Dosti Flamingos was TJ Road's first foot on upward mobility, to be followed by Ashok Gardens and then the other Piramal Group's Celestia Spaces. They all soar high enough to claim spectacular views of the evocative eastern harbour, and, equally important, reduce the squalor below to an ignorable speck.
Why, not just our lane, even the narrower one branching off from it has a growing march of gated housing estates. Though the address, 'Ram Tekdi', doesn't quite match all the wannabe swank. The first on that block was 'status symbol' Lodha, a group which came out of nowhere a decade ago and hijacked the Mumbai skyline. Their building here is grandiosely named Aria; Honk may have been more appropriate. At least from Dosti if you crane your neck enough you actually can see a pink blur of the flamingos which migrate in thousands to the flotsam-strewn Sewri mudflats across the railway-line.
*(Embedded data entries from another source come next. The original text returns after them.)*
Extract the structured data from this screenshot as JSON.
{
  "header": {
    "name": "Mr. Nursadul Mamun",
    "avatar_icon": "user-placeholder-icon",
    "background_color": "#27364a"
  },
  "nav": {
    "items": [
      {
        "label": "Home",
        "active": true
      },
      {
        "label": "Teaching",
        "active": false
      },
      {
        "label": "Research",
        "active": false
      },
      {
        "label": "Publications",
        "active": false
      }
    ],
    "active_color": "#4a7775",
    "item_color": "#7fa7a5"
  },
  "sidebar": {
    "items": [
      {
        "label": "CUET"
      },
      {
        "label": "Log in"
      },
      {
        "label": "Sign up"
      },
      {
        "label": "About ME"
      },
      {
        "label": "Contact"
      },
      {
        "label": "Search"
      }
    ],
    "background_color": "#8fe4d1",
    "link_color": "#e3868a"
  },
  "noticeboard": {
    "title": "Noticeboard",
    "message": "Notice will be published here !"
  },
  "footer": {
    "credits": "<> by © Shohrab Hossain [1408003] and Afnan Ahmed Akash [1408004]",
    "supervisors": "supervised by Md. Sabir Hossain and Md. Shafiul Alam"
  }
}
Dosti Flamingos came up on what was Pestonjee Ardaseer Hormasjee's (OMG, Enemy!) China Mill of 1899, which, in 1921, became Seth Mafatlal Gagalbhai's New China Mills Limited. Thankfully, the builder retained the lovely chimney, once totem pole of what cotton-wealth had made into the 'City of Gold'. Residents are spinning a different kind of yarn; the bleaching and dyeing is of the tresses of the babes (and the Mercedes bens).
While Lower Parel is all steel and glass, TJ Road is a work in progress, interesting because the rickety scaffolding of gentrification is visible. From here we can observe the baby steps of change; how tower and tenement live in uneasy coexistence. Also, how tower and tower often live in even less peaceful coexistence. So, while this column is called 'Tales From TJ Road', the bigger story is that of Mumbai in the making.
" Photos © Akshay Mahajan, from the series 'To Die is to be Turned to Gold'. Follow the project on Instagram. Reproduced here with special permission.